intransitive verblad′ed, lad′ed or lad′en, lad′ing
- to load
- to dip or draw out (water, etc.) with a ladle; bail; ladle
Origin of ladeMiddle English laden from Old English hladan, akin to German laden from Indo-European base an unverified form kl?-, to set down, lay, place from source ladle, Old Church Slavonic klasti, to load
verblad·ed, lad·en, or lad·ed lad·ing, lades
- a. To load with or as if with cargo.b. To place (something) as a load for or as if for shipment.
- To burden or oppress; weigh down.
- To take up or remove (water) with a ladle or dipper.
- To take on cargo.
- To ladle a liquid.
Origin of ladeMiddle English laden from Old English hladan
(third-person singular simple present lades, present participle lading, simple past laded, past participle laden or laded)
- To fill or load (related to cargo or a shipment).
- To weigh down, oppress, or burden.
- To use a ladle or dipper to remove something (generally water).
- to lade water out of a tub, or into a cistern
- To transfer (molten glass) from the pot to the forming table, in making plate glass.
- (nautical) To admit water by leakage.
- bill of lading
Old English hladan, akin to Gothic (hlaþan), Old Norse hlaða (whence Danish lade, a barn).

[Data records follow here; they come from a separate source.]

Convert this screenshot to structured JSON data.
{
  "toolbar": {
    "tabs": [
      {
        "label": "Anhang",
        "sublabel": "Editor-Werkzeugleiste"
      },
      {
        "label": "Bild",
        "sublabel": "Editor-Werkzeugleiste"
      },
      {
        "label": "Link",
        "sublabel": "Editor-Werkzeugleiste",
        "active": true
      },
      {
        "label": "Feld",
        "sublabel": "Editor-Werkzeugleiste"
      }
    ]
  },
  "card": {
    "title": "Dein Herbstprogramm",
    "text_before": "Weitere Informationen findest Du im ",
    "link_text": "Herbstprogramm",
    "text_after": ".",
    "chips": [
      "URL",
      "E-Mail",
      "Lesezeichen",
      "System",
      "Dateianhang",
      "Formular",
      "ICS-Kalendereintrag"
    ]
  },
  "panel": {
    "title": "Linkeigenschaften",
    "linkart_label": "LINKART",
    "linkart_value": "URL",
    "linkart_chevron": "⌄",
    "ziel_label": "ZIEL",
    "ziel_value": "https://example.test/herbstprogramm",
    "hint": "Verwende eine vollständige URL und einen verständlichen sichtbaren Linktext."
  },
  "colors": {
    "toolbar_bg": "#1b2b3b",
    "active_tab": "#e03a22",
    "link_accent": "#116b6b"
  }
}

- (Scotland) Water pumped into and out of mills, especially woolen mills.